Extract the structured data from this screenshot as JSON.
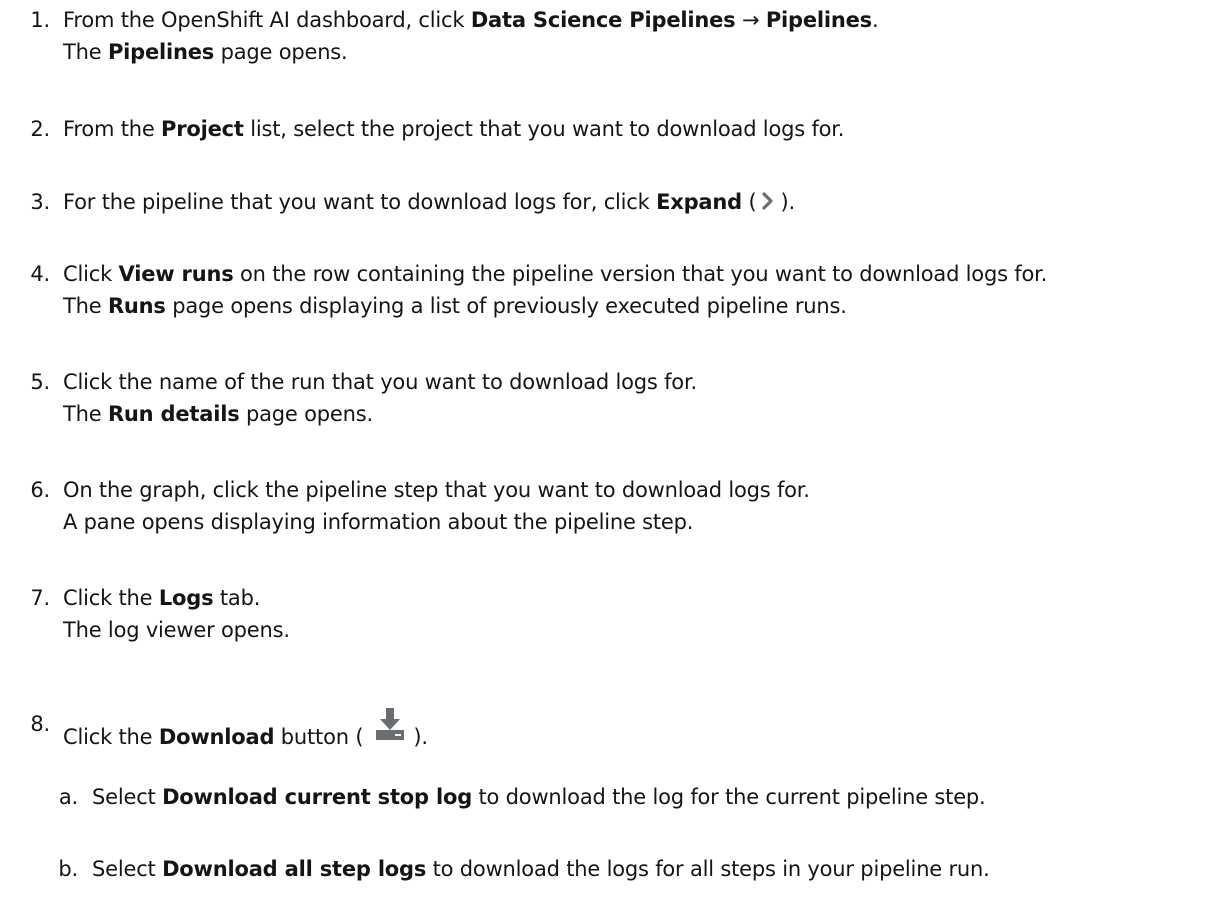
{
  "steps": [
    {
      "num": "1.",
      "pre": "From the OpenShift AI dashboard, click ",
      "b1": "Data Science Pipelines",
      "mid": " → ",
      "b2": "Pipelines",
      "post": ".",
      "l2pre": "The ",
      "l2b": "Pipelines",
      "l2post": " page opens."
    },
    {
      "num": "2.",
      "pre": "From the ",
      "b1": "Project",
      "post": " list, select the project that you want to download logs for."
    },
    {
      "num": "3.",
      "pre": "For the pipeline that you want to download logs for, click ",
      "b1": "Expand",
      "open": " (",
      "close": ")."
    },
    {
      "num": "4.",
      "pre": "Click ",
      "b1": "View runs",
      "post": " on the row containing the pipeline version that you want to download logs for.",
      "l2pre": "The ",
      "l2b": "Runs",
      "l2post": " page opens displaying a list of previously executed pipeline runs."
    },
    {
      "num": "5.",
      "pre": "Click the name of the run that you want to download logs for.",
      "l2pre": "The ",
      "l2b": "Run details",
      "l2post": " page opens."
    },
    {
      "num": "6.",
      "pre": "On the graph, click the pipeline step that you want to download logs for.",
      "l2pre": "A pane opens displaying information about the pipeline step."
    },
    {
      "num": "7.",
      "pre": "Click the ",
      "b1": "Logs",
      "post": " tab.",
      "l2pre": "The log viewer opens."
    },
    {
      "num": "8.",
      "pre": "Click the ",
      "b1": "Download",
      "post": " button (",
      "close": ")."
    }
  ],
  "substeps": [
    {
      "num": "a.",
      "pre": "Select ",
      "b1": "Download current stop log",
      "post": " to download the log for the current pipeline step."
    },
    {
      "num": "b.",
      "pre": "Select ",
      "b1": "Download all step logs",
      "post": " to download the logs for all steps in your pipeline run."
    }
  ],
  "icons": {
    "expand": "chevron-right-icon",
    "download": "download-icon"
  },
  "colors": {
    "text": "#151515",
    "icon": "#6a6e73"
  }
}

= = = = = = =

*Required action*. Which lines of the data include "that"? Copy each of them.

*Result for this task*.
      "post": " list, select the project that you want to download logs for."
      "pre": "For the pipeline that you want to download logs for, click ",
      "post": " on the row containing the pipeline version that you want to download logs for.",
      "pre": "Click the name of the run that you want to download logs for.",
      "pre": "On the graph, click the pipeline step that you want to download logs for.",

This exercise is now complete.